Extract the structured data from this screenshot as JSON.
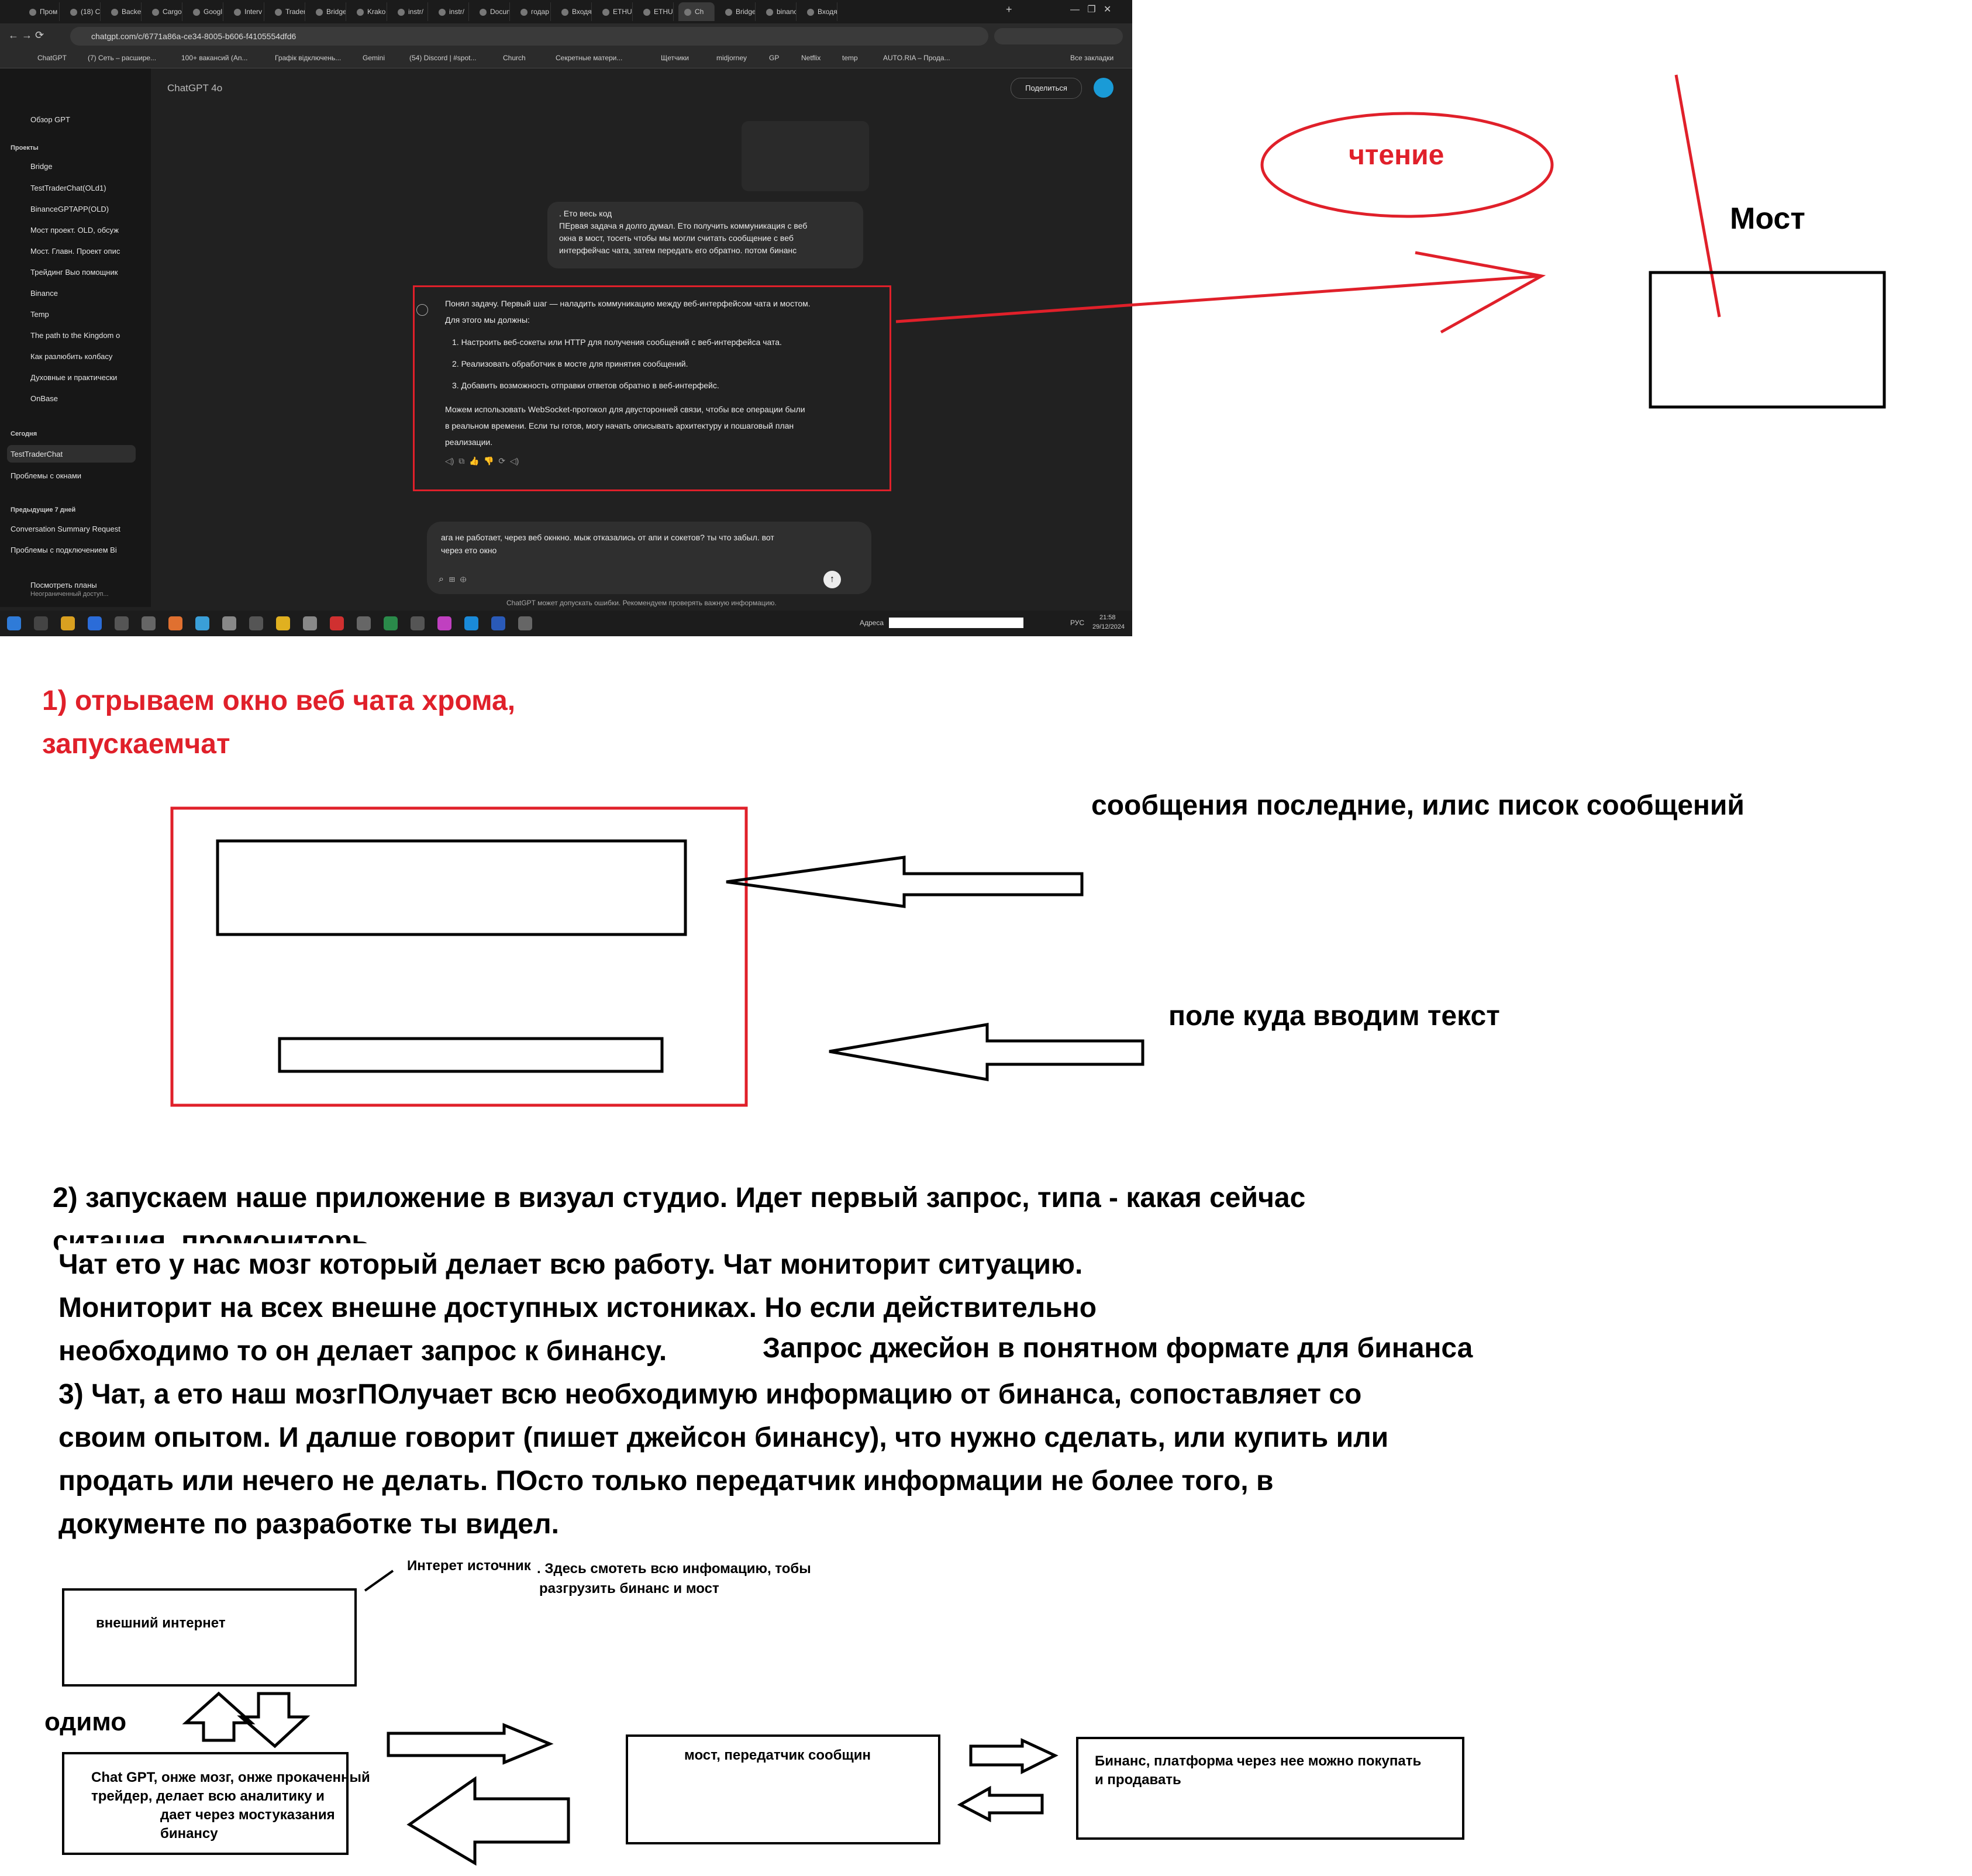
{
  "browser": {
    "tabs": [
      "Пром",
      "(18) C",
      "Backe",
      "Cargo",
      "Googl",
      "Interv",
      "Trader",
      "Bridge",
      "Krako",
      "instr/",
      "instr/",
      "Docun",
      "годар",
      "Входя",
      "ETHUS",
      "ETHUS",
      "Ch",
      "Bridge",
      "binanc",
      "Входя"
    ],
    "url": "chatgpt.com/c/6771a86a-ce34-8005-b606-f4105554dfd6",
    "bookmarks": [
      "ChatGPT",
      "(7) Сеть – расшире...",
      "100+ вакансий (An...",
      "Графік відключень...",
      "Gemini",
      "(54) Discord | #spot...",
      "Church",
      "Секретные матери...",
      "Щетчики",
      "midjorney",
      "GP",
      "Netflix",
      "temp",
      "AUTO.RIA – Прода...",
      "Все закладки"
    ]
  },
  "chatgpt": {
    "model": "ChatGPT 4o",
    "share": "Поделиться",
    "explore": "Обзор GPT",
    "projects_heading": "Проекты",
    "sidebar": [
      "Bridge",
      "TestTraderChat(OLd1)",
      "BinanceGPTAPP(OLD)",
      "Мост проект. OLD, обсуж",
      "Мост. Главн. Проект опис",
      "Трейдинг Bыо помощник",
      "Binance",
      "Temp",
      "The path to the Kingdom o",
      "Как разлюбить колбасу",
      "Духовные и практически",
      "OnBase"
    ],
    "today_heading": "Сегодня",
    "today": [
      "TestTraderChat",
      "Проблемы с окнами"
    ],
    "week_heading": "Предыдущие 7 дней",
    "week": [
      "Conversation Summary Request",
      "Проблемы с подключением Bi"
    ],
    "plans": "Посмотреть планы",
    "plans_sub": "Неограниченный доступ...",
    "user_message": [
      ". Ето весь код",
      "ПЕрвая задача я долго думал. Ето получить коммуникация с веб",
      "окна в мост, тосеть чтобы мы могли считать сообщение с веб",
      "интерфейчас чата, затем передать его обратно. потом бинанс"
    ],
    "answer_intro": [
      "Понял задачу. Первый шаг — наладить коммуникацию между веб-интерфейсом чата и мостом.",
      "Для этого мы должны:"
    ],
    "answer_list": [
      "1.  Настроить веб-сокеты или HTTP для получения сообщений с веб-интерфейса чата.",
      "2.  Реализовать обработчик в мосте для принятия сообщений.",
      "3.  Добавить возможность отправки ответов обратно в веб-интерфейс."
    ],
    "answer_outro": [
      "Можем использовать WebSocket-протокол для двусторонней связи, чтобы все операции были",
      "в реальном времени. Если ты готов, могу начать описывать архитектуру и пошаговый план",
      "реализации."
    ],
    "composer_text": [
      "ага не работает, через веб окнкно. мыж отказались  от апи и сокетов? ты что забыл. вот",
      "через ето окно"
    ],
    "disclaimer": "ChatGPT может допускать ошибки. Рекомендуем проверять важную информацию.",
    "taskbar_address": "Адреса",
    "tray_lang": "РУС",
    "time": "21:58",
    "date": "29/12/2024"
  },
  "annotations": {
    "reading": "чтение",
    "bridge": "Мост",
    "step1": [
      "1)   отрываем окно веб чата хрома,",
      "запускаемчат"
    ],
    "messages_label": "сообщения последние, илис писок сообщений",
    "input_label": "поле куда вводим текст",
    "step2": [
      "2) запускаем наше приложение в визуал студио. Идет первый запрос, типа - какая сейчас",
      "ситация, промониторь."
    ],
    "chat_brain": [
      "Чат ето у нас мозг который делает всю работу. Чат мониторит ситуацию.",
      "Мониторит на всех внешне доступных истониках. Но если действительно",
      "необходимо то он делает запрос к бинансу."
    ],
    "json_request": "Запрос джесйон в понятном формате для бинанса",
    "step3": [
      "3) Чат, а ето наш мозгПОлучает всю необходимую информацию от бинанса, сопоставляет со",
      "своим опытом. И далше говорит (пишет джейсон бинансу), что нужно сделать, или купить или",
      "продать или нечего не делать. ПОсто только передатчик информации не более того,  в",
      "документе по разработке ты видел."
    ],
    "internet_source": "Интерет источник",
    "internet_note": [
      ". Здесь смотеть всю инфомацию, тобы",
      "разгрузить бинанс и мост"
    ],
    "fragment": "одимо",
    "box_internet": "внешний интернет",
    "box_chatgpt": [
      "Chat GPT, онже мозг, онже прокаченный",
      "трейдер,  делает всю аналитику и",
      "дает через мостуказания",
      "бинансу"
    ],
    "box_bridge": "мост, передатчик сообщин",
    "box_binance": [
      "Бинанс, платформа через нее можно покупать",
      "и продавать"
    ]
  }
}
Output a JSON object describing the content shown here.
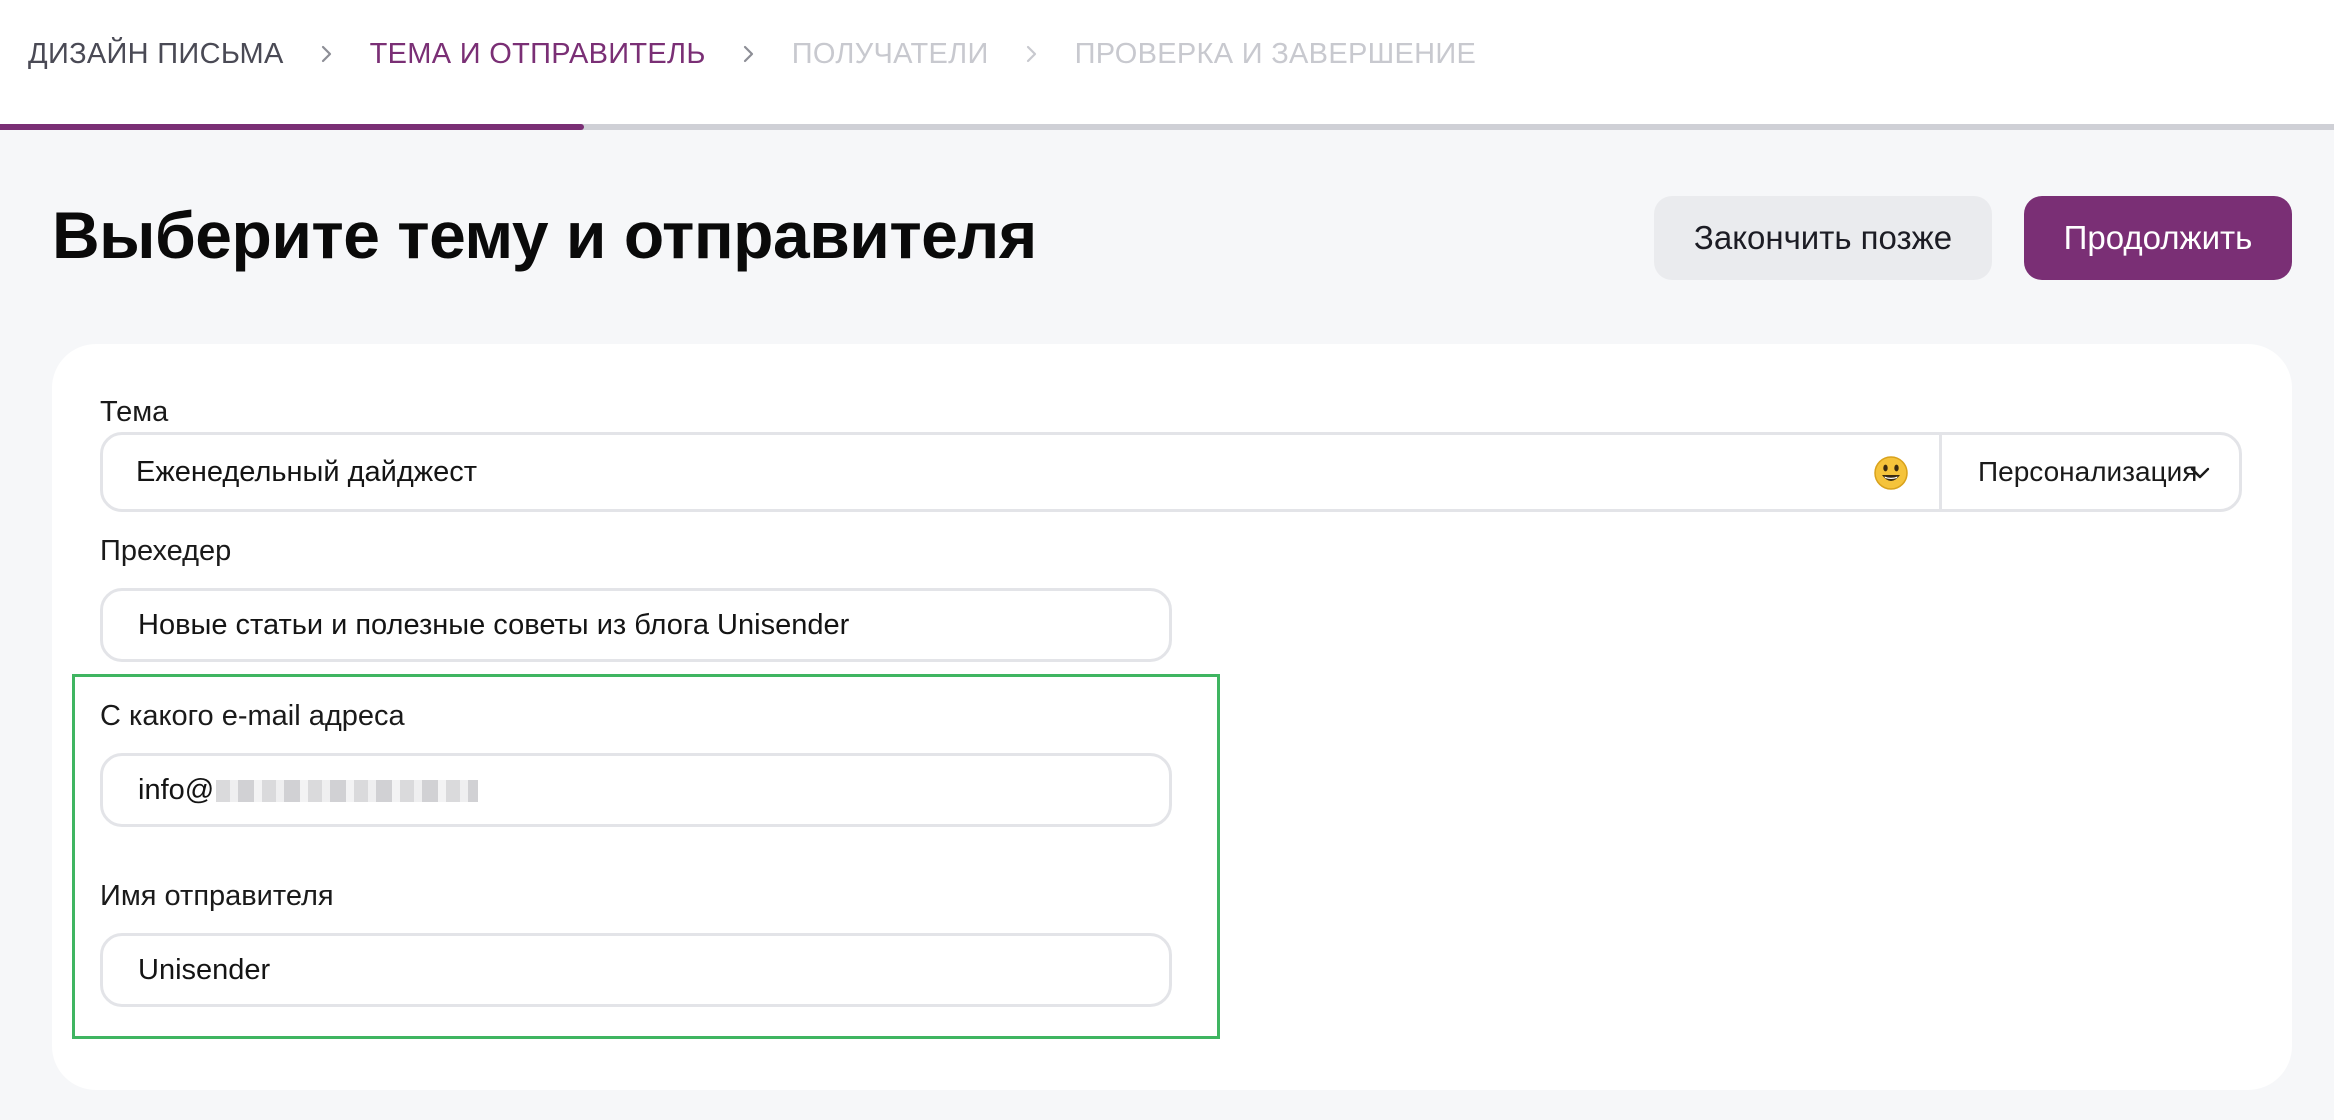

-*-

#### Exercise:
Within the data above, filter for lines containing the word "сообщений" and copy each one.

#### Solution:
      "1.  Настроить веб-сокеты или HTTP для получения сообщений с веб-интерфейса чата.",
      "2.  Реализовать обработчик в мосте для принятия сообщений.",
    "messages_label": "сообщения последние, илис писок сообщений",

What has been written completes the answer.